Material for this exercise below:

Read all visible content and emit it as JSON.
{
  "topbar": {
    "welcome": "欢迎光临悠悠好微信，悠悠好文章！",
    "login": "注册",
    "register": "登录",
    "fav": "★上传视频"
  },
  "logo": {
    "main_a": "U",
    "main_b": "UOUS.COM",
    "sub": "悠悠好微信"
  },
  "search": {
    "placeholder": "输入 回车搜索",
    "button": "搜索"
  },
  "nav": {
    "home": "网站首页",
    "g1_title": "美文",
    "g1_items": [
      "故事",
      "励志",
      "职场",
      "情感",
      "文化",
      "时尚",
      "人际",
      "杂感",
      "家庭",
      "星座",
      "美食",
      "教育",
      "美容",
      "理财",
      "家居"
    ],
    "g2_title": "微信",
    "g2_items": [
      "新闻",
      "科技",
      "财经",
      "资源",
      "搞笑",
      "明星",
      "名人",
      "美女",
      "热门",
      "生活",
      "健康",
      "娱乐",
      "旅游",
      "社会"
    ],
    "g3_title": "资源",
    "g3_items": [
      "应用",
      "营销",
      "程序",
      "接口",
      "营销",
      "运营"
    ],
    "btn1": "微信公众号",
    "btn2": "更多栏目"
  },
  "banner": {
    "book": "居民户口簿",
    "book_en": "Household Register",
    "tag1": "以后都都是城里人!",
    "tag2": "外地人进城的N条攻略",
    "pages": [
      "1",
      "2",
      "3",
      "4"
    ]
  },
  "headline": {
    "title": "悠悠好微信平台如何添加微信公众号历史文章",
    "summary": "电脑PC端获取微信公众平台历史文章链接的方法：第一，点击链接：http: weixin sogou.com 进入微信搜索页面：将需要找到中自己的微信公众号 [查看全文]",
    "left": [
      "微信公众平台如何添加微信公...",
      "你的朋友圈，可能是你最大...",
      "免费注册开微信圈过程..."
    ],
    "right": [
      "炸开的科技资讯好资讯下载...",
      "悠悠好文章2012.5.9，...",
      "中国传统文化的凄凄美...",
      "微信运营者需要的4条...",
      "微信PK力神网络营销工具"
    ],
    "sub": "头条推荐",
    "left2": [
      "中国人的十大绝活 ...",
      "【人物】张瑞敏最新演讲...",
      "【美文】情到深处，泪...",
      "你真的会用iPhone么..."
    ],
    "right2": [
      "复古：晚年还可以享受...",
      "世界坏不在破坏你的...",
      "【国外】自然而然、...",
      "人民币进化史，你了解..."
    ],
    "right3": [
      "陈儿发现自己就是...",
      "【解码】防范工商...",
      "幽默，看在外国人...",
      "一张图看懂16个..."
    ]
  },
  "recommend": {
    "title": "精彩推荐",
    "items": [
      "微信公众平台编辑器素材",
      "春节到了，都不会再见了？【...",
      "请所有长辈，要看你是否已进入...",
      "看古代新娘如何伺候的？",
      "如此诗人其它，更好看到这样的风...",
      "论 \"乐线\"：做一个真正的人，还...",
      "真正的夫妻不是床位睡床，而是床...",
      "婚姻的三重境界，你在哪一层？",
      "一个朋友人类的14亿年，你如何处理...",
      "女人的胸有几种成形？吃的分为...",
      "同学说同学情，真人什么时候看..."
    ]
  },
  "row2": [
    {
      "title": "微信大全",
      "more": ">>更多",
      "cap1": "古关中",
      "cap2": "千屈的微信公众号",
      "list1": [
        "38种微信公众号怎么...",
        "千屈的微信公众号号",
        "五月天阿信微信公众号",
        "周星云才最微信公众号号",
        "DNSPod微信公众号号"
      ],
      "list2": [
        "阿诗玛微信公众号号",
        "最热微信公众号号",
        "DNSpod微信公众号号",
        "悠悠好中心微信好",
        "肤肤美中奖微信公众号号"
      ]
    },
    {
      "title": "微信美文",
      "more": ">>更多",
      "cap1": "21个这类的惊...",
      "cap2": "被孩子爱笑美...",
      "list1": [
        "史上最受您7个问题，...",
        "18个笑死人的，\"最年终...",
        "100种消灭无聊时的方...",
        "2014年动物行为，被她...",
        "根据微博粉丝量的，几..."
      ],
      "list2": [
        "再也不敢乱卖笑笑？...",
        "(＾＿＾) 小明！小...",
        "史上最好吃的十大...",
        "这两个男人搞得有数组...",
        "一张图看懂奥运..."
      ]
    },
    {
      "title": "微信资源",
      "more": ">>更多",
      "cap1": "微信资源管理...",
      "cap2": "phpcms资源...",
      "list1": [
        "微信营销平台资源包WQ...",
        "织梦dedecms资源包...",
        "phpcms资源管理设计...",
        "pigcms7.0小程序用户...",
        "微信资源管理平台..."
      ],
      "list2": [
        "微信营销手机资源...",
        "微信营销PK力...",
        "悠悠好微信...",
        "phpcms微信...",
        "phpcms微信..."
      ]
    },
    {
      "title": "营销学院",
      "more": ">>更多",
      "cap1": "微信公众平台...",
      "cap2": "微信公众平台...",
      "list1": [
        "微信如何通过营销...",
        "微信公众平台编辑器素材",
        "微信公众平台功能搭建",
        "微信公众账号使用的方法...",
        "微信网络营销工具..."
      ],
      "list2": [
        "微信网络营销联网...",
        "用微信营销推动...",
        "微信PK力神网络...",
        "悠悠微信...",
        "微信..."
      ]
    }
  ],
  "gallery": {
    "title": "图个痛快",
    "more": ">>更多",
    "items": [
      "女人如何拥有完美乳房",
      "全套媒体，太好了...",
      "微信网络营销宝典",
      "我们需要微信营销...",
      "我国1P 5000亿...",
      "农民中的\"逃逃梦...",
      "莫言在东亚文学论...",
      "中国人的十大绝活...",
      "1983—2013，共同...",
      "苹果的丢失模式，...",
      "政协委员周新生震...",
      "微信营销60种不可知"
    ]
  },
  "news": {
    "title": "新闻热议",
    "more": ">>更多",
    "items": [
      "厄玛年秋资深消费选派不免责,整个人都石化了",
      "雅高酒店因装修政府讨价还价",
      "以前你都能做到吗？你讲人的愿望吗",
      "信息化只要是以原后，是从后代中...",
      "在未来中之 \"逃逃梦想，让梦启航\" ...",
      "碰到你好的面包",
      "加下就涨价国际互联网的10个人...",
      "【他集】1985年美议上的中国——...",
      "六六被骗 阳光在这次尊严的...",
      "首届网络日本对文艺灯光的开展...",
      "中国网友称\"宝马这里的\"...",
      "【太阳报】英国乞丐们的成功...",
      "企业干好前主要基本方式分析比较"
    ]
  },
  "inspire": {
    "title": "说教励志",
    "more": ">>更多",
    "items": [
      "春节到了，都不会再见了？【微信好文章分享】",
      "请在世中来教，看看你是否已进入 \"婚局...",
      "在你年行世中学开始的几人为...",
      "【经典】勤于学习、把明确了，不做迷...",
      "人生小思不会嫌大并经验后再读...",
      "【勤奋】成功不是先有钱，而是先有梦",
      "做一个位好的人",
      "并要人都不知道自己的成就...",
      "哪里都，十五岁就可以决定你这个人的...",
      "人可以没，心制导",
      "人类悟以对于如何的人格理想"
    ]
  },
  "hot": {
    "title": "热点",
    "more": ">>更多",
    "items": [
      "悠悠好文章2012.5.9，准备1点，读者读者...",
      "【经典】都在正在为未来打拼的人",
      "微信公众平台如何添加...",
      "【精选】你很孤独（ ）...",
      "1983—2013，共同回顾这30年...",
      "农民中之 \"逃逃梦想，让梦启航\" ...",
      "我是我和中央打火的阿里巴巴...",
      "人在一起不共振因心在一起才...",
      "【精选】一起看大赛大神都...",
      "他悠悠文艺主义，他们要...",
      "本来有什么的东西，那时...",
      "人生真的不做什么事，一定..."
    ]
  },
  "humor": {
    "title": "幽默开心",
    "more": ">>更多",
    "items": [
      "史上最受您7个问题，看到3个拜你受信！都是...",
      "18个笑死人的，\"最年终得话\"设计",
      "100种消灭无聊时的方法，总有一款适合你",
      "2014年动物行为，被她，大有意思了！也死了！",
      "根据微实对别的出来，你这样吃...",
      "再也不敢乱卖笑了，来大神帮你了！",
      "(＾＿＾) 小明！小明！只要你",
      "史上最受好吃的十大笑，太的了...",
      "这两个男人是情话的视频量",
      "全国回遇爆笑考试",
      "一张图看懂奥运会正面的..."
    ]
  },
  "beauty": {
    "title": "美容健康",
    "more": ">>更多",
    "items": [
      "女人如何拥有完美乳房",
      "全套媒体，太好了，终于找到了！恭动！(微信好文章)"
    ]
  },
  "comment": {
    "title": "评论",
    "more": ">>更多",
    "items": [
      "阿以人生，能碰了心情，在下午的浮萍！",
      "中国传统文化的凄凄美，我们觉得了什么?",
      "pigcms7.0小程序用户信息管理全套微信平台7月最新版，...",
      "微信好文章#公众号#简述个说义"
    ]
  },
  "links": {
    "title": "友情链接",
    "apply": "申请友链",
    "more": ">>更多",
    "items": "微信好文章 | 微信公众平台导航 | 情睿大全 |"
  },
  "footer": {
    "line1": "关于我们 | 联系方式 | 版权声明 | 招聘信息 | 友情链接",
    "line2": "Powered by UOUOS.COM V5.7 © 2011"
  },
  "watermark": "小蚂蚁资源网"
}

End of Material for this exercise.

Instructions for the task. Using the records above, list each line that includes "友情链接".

Answer space.
    "title": "友情链接",
    "line1": "关于我们 | 联系方式 | 版权声明 | 招聘信息 | 友情链接",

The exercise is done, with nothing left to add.